My question: Is there anything I need to do to be proactive about protecting myself legally? (Aside from my liability and E&O) On the off chance the national builder with deep pockets brings me into this? And can they bring me into this?
This is obvious stuff I’m writing in a report. I’m not picking apart some small stuff. Just want to make sure I’m doing what I’m suppose to in this situation.
Don’t promote legal action to the clients. Be the inspector only, the outside expert. Let the client(s) decide the next step on their own.
Yes, I’m sure you feel sorry for them. But maintain your professional standing.
If you get pulled in to a lawsuit, your liability insurance is your protection. They will have an attorney to protect their/your liability interests.

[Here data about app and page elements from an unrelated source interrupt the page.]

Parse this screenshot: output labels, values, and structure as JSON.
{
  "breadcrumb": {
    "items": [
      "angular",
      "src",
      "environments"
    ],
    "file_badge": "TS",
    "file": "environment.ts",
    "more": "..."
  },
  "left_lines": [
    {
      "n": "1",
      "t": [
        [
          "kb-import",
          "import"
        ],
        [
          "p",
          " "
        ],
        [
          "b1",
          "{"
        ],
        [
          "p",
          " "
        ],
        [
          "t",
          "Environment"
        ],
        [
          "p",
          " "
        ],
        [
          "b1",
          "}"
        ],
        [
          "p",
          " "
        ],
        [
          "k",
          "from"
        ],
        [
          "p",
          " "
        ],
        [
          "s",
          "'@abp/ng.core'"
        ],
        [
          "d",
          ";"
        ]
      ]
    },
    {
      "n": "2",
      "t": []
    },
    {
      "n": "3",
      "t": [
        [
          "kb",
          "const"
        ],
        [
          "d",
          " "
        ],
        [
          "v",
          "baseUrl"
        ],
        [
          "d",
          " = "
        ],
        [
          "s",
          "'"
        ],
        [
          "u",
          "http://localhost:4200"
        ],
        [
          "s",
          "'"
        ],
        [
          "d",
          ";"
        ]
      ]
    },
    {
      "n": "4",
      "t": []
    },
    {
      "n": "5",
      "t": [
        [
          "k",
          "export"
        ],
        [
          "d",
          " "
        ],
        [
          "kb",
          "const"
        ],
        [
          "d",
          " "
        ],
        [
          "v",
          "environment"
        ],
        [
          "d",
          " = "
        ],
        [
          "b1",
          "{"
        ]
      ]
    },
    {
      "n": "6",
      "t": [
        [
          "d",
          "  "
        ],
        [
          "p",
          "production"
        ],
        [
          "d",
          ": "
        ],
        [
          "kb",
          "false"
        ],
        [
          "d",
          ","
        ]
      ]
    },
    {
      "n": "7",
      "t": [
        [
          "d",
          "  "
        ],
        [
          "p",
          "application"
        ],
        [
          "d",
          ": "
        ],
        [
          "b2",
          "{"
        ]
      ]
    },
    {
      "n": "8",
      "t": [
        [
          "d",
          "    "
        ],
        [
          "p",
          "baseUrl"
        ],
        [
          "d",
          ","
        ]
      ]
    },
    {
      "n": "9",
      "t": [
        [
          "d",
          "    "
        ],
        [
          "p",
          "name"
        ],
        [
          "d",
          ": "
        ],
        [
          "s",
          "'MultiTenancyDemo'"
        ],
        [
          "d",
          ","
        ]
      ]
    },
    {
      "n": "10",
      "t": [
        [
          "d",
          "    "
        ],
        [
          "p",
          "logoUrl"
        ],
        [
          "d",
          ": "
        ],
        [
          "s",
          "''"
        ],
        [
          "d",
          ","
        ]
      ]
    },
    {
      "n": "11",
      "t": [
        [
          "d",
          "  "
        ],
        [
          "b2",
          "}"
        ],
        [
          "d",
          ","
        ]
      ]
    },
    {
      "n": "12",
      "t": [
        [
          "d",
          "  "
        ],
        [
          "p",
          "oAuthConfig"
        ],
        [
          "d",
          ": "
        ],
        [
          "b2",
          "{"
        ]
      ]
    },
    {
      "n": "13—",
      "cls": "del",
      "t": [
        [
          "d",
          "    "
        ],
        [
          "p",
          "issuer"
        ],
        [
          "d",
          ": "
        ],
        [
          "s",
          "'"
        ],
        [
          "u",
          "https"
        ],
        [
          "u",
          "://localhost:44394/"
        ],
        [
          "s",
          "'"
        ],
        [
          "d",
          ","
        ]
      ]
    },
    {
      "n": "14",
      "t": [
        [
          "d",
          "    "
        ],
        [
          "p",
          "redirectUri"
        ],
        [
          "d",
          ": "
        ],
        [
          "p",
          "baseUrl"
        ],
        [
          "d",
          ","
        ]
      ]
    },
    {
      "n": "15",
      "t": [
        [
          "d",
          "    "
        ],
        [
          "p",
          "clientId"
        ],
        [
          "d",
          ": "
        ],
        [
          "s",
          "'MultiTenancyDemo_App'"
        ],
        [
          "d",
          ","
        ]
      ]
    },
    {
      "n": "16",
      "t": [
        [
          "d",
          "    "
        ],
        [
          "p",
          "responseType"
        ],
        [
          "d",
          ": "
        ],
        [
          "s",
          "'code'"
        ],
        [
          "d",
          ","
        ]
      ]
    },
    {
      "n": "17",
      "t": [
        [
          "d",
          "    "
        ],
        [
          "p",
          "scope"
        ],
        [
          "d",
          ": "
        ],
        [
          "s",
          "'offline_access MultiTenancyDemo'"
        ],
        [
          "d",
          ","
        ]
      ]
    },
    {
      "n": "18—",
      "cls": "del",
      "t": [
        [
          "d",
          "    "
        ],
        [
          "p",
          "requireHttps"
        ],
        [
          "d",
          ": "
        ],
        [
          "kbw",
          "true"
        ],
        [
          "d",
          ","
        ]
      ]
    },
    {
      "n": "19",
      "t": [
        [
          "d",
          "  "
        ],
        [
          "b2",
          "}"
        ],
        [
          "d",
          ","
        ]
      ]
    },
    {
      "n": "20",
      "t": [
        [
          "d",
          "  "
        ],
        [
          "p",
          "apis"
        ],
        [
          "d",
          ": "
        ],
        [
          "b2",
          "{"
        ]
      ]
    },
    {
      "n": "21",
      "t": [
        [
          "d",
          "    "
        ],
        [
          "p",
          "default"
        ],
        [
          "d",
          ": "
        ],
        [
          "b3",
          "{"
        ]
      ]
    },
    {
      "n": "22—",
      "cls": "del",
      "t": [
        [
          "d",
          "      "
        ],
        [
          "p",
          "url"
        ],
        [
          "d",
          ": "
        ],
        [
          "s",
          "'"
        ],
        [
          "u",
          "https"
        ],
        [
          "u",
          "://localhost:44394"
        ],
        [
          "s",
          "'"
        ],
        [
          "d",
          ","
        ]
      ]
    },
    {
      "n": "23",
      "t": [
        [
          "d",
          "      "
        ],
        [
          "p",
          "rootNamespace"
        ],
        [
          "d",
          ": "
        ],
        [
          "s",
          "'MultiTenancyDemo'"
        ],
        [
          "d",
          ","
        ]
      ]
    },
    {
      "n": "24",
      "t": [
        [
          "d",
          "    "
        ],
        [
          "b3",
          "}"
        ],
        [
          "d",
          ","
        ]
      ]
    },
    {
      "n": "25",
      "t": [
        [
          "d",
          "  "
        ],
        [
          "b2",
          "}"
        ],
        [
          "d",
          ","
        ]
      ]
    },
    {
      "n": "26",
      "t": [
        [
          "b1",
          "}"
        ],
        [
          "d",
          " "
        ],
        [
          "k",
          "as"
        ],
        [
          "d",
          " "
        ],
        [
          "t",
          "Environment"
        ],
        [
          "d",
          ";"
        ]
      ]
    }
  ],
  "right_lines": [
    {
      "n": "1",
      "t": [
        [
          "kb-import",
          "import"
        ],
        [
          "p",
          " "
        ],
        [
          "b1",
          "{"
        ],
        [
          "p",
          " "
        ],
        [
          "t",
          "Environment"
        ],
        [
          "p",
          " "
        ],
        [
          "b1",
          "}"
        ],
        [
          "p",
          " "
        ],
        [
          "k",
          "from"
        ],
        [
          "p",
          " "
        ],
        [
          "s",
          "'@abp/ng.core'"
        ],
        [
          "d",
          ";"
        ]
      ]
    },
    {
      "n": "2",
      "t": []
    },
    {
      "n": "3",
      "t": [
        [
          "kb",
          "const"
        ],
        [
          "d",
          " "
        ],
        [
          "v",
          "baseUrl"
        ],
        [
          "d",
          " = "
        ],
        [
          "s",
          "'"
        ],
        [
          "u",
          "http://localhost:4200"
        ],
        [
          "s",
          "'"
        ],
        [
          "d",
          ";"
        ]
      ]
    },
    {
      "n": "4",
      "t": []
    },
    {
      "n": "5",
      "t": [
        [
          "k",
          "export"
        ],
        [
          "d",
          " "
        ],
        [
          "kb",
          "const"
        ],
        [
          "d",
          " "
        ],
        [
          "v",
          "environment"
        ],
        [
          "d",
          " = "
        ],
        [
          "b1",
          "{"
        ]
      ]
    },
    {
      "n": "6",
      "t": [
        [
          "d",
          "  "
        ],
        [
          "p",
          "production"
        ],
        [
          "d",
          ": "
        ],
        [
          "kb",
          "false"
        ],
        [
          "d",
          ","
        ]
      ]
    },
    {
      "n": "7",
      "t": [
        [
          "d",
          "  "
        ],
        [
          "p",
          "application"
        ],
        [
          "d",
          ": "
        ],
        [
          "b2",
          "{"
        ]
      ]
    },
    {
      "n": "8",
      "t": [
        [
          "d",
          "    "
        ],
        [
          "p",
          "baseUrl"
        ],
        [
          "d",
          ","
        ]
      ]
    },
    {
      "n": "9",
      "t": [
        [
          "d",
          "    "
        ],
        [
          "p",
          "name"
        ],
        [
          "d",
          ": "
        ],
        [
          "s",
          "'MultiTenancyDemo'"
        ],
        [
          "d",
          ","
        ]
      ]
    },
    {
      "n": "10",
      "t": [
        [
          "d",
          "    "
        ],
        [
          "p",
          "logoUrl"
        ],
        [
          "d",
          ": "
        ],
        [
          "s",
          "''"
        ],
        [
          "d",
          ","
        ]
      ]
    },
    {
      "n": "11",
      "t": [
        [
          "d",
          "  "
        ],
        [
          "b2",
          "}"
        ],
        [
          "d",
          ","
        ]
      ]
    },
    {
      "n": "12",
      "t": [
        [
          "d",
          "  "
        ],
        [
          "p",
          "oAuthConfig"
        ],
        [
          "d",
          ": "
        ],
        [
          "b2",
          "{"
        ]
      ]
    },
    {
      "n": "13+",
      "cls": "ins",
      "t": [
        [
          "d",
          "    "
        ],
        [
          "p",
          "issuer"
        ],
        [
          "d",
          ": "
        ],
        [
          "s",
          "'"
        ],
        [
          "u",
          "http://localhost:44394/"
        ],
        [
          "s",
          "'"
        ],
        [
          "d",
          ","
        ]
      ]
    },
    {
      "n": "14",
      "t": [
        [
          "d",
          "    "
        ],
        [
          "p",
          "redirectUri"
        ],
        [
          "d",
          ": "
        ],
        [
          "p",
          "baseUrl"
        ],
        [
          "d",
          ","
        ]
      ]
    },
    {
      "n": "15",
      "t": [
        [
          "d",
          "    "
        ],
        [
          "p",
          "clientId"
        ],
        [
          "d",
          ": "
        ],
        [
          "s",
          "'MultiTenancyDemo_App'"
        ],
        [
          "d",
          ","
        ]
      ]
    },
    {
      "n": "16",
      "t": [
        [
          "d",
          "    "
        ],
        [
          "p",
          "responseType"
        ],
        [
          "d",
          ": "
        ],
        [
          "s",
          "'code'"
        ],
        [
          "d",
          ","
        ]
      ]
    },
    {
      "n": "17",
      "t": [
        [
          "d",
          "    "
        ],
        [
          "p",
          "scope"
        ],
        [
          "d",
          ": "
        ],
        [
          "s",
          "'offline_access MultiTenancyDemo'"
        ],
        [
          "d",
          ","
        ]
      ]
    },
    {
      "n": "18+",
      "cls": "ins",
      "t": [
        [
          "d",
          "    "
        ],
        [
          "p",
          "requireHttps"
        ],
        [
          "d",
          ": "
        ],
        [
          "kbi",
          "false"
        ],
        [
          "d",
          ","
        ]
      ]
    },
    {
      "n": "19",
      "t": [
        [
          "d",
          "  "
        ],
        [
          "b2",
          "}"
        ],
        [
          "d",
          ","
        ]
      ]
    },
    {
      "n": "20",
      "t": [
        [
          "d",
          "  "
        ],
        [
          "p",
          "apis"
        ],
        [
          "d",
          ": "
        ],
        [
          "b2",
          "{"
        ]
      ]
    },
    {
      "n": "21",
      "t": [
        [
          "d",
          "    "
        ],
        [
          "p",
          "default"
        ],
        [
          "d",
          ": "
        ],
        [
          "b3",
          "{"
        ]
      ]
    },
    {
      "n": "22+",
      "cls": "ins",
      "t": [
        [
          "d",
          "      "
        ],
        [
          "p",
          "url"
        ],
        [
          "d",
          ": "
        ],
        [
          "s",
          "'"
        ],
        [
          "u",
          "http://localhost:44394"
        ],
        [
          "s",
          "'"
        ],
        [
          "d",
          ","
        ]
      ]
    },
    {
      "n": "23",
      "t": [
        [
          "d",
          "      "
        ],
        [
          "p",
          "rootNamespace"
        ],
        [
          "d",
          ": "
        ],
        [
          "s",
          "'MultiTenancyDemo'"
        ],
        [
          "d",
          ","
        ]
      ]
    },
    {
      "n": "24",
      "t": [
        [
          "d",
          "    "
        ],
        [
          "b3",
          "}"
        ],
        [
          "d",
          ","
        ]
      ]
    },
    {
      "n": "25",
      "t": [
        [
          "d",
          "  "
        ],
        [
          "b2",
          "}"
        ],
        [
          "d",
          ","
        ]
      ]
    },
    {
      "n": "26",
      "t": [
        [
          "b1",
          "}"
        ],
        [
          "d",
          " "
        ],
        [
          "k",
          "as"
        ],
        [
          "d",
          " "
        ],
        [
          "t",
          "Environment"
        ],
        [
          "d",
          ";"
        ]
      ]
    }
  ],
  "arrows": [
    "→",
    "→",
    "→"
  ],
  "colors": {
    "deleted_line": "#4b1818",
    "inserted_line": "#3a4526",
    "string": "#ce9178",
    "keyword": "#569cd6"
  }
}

As an addition, you may be called to court as an expert witness, to state what you saw. Maintain your records. Charge for your court time.
I just carry general liability and E/O insurance. Finding things like crack trusses will keep you in business. I found one today on my 12 month warranty and the builder happened to be in the house at the time. While he was in the attic space with me I went over the improperly installed gas pipe, back graded flue pipe, missing gas sediment trap, back graded condensate drain, broken B vent elbow, electric feed for the interior of the air handler was missing the electrical box and finally combustible materials all over the interior of the air handler.
Just keep fight fighting the good fight, neighbors will talk they get on social media you’ll stay busy forever. Let these guys who are scrapping for real estate agents do their thing.
Thank you! I haven’t discussed any legal action with them. Some of them just mentioned that might be a thing. I’m just trying to keep business rolling and make sure I’m not doing anything that can come back and bite me.
They really have no case against you for finding the problem so I wouldn’t be too concerned. Not to say some bottom-feeder attorney wouldn’t try but it’s doubtful as it would just be a waste of their time.
Be sure not to suggest a cure. Just what you observed and further evaluation by a structural engineer. Sounds like you are earning your keep.
The only people who end up making money from a class action lawsuit are the lawyers for the plaintiffs and defendants. Why? Because the suit is designed as a punishment for the defendant rather than indemnification for the plaintiff. By the time the fees and costs are deducted and the remaining amount of the settlement is divided among the suing parties (if there is an award), the amount each plaintiff receives is quite small.
Best to direct them to the local building department. Let them handle the legal/code/repair issue.